Catching Up with Former Intern Calyn
By Katie Arango
Two years since she finished her internship, Buenos Aires alum Calyn Gelinas shares her thoughts on her work experience, her time in Argentina, and her future plans.
Hiking in Patagonia
You interned in Argentina with Connect-123 back in 2012. Tell us a bit about your internship.
I interned with US-company TerraCycle. In 2006, Inc. magazine designated TerraCycle “The Coolest Little Start-Up in America”. Today, in 23 countries, TerraCycle organizes recycling and upcycling programs for consumer products and packaging that are typically thought to not be recyclable. The company is committed to “Eliminating the Idea of Waste” by finding innovative solutions to some of the filthiest pieces of trash. Cigarette butts are a great example.
In 2012, Buenos Aires was TerraCycle’s Southern Cone headquarters. The office was located in a fantastic location in the heart of the city, overlooking the famous Avenida 9 de Julio. Graffiti covered the walls. It was an open, fun and professional environment. The Buenos Aires team was small. There were three permanent employees – one from the U.S. and two locals from Buenos Aires. We spoke Spanish in the office, which improved my understanding, writing and speaking. Our president became a mentor and role model to me. I am very happy that we have stayed in contact. Overall, the company’s pursuit, its location, its size and the people made my internship experience super personal, fascinating and fun.
I took on a business development role with TerraCycle. TerraCycle in Argentina (TerraCycle Cono Sur) had just started-up in 2011. Business development was an important role to fulfill. I researched, contacted and accompanied the team on pitches with new potential clients. I sat in on weekly international business development calls and frequently communicated with TerraCycle’s global headquarters in Trenton, New Jersey. I also updated our pricing and pitch presentations. Additionally, because we were such a small team I felt comfortable asking many questions and contributing ideas to office discussions. I was able to pursue my own side project too. I was also given the opportunity to act in a leadership capacity while onboarding four new interns.
What was your most meaningful contribution there?
My most meaningful contribution to the TerraCycle team may have been my success rate with establishing contact and arranging meetings with potential clients. My adaptability, friendliness, work ethic and overall desire to achieve progress for the company were likely other contributions. I believe that it was the combination of these traits that led the team to invite me to the company-wide annual meeting in Trenton in spring of 2012, which was an amazing experience.
What are you up to these days?
Currently, I am a Master of Arts Candidate in Latin American and Hemispheric Studies at George Washington University’s Elliott School of International Affairs in Washington, D.C. I am concentrating in international business and economic development. My experience in Argentina confirmed that I would be going back to school. At the time, I was still curious about: how companies evaluate doing business in the region, how the U.S. government interacts with the different regional players, and what the future looked like for the Western Hemisphere as a whole.
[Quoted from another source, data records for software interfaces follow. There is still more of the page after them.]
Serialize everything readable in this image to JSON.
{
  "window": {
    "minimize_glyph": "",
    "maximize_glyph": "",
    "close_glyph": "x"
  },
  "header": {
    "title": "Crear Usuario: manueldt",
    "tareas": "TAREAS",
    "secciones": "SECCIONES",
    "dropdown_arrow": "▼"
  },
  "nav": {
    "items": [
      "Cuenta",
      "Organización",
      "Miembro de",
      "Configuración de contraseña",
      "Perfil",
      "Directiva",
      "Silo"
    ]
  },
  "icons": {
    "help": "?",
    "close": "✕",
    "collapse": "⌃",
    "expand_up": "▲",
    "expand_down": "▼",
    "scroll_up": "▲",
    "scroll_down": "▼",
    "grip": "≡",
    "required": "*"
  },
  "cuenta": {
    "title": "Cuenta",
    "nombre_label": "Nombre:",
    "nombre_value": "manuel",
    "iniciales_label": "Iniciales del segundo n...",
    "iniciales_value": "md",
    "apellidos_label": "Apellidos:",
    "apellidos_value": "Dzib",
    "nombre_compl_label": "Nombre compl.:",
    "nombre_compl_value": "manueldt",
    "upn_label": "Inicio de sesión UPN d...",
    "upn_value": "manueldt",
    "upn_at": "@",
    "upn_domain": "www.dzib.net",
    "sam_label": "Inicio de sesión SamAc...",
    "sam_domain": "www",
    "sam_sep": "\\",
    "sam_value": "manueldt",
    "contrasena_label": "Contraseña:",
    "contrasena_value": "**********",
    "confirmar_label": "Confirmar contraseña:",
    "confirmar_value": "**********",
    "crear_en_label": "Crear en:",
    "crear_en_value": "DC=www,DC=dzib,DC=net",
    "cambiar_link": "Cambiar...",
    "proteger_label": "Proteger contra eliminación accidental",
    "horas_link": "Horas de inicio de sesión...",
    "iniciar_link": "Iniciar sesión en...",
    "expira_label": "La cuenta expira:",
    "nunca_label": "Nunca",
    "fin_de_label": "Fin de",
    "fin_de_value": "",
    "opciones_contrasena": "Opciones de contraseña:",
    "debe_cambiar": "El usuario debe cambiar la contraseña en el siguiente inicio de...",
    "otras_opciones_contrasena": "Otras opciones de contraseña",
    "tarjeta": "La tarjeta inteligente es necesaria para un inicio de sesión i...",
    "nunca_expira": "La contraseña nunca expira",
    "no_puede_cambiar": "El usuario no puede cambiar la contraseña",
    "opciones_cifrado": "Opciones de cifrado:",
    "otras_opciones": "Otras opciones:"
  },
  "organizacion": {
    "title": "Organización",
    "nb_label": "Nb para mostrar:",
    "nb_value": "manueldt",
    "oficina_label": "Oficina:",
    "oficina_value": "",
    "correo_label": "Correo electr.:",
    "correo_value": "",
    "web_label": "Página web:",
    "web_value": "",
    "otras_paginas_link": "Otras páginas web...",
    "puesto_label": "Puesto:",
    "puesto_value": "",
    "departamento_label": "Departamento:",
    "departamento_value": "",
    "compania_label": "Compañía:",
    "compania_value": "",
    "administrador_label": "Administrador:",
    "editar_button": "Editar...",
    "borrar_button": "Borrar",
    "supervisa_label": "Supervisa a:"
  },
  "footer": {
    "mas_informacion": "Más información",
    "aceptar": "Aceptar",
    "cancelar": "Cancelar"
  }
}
What are some of the personal skills and/or professional lessons you learned from your internship?
I learned something new everyday. A couple personal skills/lessons include learning: how to greet new acquaintances and clients and how to discuss sensitive subjects in another language. A few professional skills/lessons learned include learning: the pace of conducting business in Argentina; what it is like to work for a green, start-up company in a challenging domestic and international business environment; how to clearly express ideas and opinions in another language; how to stay up-to-date within the green/recycling industry; and how to maintain open and effective communication with headquarters from an international branch of the company.
Do you think your Connect-123 internship helped prepare you for where you are today?
My Connect-123 internship absolutely prepared me for graduate school and my future career. I was able to improve my Spanish language skills tremendously. I was able to bring personal experiences from being “on the ground” to the classroom. I believe this enhanced discussion for my cohorts as well. The internship also gave me the confidence to apply to competitive graduate school programs two years ago and competitive job opportunities today.
What are your plans post-graduation?
I graduate December 2014! I am pursuing both public and private sectors opportunities. I desire to find an organization that will give me the chance to combine my two great passions – Latin America and business – upon graduation or in the future.
Any advice for our readers?
- Lean on your supervisors and the Connect-123 team, when necessary. Life is not always copacetic back home and the same is true for living abroad. Ask for advice or help when you feel you need it.
- Make friends and stay in touch. I made a very good friend in Argentina through Connect-123 and we are good friends today. I stay in touch with coworkers and friends from Buenos Aires and cannot wait until I go back to visit.